A copy of a site with some content differences to target particular keywords. Not a recommended strategy as it can trigger a penalty or ban.
A mirror site is an exact replica of another Internet site. A mirror site is used to reduce network traffic or improve the availability of the original site. These are useful when the original site generates too much traffic for a single server to support.
Mirror sites can be defined as servers in different locations with identical i.e. mirrored content. This may be due to the reason that bandwidth on the Internet can vary wildly between computers on different providers, countries or continents. Mirroring allows the viewers to select the server that at any given moment provides the best connection. If a particular server is currently unavailable, another mirror server is still there.
This allows faster downloads for users at a specific geographical location. For e.g. a U.S. server could be mirrored in the UK, allowing British Internet users to download content faster from the local British server than from the original American one.
This technique provides access to otherwise unavailable information. This can be understood by considering the case, when the popular Google search engine was banned in 2002 by the People’s Republic of China.
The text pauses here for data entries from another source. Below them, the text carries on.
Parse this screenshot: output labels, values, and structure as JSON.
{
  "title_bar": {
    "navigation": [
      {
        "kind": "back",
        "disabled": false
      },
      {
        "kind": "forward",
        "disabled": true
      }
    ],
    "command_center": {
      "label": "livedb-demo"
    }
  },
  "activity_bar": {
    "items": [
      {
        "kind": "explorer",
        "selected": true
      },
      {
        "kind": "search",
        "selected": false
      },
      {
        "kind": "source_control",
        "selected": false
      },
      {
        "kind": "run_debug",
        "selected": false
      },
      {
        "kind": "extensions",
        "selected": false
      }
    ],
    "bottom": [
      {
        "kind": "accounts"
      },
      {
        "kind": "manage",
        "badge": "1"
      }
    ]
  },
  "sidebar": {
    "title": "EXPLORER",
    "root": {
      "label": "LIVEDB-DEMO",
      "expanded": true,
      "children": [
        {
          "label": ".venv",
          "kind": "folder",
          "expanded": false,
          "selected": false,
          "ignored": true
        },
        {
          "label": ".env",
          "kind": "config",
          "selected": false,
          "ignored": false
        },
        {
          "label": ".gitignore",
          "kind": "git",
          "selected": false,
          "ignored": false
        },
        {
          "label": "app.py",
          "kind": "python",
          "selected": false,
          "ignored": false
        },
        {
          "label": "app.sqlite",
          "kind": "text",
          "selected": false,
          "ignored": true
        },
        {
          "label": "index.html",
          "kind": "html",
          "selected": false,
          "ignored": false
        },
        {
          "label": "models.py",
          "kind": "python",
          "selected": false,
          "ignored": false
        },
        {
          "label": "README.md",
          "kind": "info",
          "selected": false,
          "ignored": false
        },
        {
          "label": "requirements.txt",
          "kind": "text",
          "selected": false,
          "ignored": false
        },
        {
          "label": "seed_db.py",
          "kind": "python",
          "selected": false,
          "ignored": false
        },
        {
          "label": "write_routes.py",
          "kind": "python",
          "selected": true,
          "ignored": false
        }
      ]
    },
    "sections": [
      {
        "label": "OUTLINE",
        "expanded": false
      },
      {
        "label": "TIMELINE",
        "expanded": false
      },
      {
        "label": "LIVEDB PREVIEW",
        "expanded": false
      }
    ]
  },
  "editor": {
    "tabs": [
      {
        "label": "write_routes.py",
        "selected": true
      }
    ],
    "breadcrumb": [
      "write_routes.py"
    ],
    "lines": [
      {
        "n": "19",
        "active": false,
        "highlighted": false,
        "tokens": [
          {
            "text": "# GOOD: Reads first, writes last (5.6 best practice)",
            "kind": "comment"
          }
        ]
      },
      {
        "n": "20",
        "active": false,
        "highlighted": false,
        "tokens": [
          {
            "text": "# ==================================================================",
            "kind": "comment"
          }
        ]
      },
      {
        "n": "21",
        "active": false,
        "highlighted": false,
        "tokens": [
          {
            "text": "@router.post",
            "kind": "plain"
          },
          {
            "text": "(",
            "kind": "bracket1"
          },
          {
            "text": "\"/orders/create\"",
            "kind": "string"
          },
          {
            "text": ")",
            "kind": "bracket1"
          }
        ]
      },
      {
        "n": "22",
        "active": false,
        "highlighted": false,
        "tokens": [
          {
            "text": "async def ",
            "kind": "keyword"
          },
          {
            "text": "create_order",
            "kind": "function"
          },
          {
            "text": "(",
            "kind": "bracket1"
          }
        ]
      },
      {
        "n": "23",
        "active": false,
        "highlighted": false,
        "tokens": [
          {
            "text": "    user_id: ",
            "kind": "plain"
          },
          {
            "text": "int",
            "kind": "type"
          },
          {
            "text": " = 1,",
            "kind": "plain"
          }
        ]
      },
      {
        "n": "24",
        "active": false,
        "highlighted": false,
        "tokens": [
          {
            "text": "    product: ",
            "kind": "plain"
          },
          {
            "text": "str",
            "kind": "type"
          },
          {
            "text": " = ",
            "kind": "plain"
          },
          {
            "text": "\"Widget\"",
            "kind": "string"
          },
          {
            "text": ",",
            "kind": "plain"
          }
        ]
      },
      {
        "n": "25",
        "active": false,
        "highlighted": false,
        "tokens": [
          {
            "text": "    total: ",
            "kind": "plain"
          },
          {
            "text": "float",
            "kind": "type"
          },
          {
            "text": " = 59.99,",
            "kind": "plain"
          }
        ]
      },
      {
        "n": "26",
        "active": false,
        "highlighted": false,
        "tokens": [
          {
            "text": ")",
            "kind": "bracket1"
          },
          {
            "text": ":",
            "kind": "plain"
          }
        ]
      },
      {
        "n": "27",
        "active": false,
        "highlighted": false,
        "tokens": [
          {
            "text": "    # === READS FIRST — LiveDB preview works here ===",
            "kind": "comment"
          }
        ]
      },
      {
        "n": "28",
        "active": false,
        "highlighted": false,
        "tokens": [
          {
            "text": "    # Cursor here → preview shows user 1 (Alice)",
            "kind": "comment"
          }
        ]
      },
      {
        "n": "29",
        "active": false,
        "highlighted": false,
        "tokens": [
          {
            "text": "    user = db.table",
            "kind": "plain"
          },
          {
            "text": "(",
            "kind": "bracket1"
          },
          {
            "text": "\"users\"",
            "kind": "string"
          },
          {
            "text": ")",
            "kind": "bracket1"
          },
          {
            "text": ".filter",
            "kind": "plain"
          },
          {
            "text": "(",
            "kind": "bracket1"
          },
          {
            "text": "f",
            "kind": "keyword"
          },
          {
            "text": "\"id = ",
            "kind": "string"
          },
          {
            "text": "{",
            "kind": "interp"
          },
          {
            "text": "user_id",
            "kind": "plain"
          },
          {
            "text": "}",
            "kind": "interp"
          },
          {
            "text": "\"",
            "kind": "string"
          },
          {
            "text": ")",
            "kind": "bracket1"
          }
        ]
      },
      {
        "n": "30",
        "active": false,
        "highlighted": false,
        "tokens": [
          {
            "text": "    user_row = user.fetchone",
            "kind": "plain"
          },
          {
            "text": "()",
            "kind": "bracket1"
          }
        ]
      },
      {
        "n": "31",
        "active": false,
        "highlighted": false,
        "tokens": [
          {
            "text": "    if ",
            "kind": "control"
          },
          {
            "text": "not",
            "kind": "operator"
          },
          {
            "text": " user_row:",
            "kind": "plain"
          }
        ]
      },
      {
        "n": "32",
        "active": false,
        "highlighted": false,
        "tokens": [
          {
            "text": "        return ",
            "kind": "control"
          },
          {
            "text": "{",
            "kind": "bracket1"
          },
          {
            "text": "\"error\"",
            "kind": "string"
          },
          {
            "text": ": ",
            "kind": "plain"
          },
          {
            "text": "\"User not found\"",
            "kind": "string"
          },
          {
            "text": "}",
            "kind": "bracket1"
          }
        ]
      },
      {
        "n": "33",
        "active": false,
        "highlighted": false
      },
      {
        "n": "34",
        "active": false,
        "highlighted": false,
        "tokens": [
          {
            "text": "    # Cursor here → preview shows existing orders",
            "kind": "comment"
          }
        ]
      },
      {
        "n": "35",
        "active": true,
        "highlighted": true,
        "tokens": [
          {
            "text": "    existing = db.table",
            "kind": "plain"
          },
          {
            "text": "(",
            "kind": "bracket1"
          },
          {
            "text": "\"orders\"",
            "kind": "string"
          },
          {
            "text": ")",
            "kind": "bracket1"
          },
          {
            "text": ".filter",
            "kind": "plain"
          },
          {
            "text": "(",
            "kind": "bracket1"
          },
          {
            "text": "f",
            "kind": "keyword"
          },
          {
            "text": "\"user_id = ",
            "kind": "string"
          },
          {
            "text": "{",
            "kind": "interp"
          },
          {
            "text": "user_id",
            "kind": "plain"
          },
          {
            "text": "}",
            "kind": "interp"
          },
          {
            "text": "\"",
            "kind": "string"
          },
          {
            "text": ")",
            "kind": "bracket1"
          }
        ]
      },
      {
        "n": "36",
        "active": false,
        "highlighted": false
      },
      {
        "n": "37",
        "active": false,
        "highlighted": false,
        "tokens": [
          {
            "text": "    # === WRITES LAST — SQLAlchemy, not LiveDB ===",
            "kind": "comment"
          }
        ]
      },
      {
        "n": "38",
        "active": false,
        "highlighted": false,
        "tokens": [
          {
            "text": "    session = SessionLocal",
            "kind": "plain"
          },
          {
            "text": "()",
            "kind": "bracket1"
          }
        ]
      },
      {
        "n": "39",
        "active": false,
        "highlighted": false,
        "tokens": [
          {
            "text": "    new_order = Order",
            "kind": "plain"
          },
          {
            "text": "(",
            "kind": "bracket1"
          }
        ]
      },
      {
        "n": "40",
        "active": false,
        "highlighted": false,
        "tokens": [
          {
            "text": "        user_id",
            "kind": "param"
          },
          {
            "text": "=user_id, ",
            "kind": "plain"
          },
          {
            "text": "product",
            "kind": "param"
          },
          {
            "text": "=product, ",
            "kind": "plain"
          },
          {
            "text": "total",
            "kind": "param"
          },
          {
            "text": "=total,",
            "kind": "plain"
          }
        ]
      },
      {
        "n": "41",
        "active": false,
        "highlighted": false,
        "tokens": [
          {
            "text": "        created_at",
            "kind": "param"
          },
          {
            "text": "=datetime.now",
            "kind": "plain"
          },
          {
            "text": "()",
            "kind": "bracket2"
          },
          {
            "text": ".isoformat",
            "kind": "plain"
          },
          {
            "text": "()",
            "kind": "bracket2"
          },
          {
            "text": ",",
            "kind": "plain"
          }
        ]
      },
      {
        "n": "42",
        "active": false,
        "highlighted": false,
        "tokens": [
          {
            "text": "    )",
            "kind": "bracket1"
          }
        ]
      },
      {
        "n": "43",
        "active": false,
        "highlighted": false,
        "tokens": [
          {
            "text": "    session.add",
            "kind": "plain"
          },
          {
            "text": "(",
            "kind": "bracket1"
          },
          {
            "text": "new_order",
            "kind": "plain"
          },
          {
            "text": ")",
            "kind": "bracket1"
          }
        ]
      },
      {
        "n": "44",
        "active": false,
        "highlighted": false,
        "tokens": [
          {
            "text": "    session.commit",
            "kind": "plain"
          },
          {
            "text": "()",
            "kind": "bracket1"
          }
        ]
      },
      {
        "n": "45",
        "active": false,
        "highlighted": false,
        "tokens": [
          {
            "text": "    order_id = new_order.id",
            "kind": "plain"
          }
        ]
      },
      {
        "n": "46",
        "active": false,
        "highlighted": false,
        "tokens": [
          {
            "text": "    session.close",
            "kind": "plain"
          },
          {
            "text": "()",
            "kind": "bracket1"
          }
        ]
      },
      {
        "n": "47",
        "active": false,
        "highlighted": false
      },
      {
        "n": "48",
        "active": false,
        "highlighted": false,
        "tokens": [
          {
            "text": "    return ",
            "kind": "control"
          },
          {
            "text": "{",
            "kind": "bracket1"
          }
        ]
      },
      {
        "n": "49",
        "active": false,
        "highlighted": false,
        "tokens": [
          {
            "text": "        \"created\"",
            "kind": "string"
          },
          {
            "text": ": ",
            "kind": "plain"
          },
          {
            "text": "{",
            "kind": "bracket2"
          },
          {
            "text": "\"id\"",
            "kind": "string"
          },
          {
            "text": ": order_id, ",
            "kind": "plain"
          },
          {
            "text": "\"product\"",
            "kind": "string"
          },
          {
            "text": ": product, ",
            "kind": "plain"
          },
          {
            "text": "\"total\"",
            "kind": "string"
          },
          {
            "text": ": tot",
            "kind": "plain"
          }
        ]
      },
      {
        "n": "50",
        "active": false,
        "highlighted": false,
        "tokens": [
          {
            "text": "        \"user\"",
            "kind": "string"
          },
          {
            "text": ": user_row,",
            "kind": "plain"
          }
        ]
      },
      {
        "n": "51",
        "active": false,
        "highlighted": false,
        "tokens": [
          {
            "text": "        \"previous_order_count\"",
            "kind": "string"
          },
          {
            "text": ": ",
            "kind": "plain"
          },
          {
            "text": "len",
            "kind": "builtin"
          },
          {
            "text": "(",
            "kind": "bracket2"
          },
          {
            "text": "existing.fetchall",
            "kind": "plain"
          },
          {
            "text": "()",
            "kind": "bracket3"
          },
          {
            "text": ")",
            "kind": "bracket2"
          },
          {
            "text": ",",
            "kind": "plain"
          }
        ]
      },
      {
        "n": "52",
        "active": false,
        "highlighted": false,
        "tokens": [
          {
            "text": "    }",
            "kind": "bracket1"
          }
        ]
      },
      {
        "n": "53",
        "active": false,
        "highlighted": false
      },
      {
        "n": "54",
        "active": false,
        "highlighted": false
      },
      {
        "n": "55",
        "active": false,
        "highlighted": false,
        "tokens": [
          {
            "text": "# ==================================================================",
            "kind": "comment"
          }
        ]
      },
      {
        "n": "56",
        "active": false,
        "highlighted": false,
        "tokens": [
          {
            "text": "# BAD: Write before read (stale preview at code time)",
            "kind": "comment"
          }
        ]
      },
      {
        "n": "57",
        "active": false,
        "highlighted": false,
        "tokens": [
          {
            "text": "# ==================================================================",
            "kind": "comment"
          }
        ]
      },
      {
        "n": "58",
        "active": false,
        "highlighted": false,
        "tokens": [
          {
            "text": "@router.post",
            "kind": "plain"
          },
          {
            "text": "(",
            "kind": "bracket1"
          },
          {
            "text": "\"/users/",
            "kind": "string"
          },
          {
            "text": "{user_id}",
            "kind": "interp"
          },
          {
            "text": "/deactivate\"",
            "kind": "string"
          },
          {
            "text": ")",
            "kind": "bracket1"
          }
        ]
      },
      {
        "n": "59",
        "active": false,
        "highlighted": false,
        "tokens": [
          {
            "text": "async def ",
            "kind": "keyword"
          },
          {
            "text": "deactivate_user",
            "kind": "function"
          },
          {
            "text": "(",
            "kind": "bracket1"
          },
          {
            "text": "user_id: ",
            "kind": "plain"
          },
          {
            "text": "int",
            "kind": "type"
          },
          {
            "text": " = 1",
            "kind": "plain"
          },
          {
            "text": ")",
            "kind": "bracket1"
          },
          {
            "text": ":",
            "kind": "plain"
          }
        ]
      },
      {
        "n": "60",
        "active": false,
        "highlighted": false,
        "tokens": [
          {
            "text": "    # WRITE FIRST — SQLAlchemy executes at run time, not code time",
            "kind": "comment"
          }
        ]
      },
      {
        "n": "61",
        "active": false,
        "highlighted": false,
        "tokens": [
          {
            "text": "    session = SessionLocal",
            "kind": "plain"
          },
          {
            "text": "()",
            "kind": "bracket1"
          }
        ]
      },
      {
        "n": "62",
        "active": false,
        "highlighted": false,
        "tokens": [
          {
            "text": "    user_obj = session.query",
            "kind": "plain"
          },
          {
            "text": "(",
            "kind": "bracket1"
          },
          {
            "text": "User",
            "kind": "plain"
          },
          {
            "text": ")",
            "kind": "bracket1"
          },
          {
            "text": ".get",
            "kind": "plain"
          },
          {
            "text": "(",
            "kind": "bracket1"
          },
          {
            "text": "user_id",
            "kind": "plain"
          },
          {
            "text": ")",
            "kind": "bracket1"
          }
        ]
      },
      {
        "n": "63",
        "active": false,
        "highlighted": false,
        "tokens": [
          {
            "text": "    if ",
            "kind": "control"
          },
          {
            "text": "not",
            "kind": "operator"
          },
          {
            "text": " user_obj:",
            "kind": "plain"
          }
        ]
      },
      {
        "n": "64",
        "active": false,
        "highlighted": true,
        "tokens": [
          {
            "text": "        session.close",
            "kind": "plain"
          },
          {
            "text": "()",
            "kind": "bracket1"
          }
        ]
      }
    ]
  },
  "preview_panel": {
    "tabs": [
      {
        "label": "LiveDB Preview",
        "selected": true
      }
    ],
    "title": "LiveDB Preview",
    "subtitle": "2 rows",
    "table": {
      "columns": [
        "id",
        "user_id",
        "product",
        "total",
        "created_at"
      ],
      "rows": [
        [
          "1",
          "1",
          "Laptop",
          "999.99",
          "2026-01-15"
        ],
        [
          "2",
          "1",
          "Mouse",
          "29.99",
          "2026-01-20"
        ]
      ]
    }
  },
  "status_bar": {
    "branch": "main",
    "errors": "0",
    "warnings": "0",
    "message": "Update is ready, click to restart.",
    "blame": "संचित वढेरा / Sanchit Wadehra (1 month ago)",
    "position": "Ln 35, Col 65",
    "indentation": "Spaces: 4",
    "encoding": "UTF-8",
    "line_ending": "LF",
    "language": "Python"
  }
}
Mirror elgooG (for Google) was used as a way of effectively circumventing the ban.
Common ones are:
Rsync: a software application for UNIX systems which synchronizes files and directories from one location to another while minimizing data transfer using delta encoding. One of the most important features of rsync not found in most similar programs/protocols is that the mirroring takes place with only one transmission in each direction. It can copy /display directory contents and copy files. This is done optionally using compression and recursion.
CVSup: is a program that synchronizes files and directories from one location to another while minimizing data transfer using the file-type specific delta encoding when appropriate. This program was designed for keeping source code repositories – such as CVS – synchronized. However, this has been extended to support synchronizing any type of file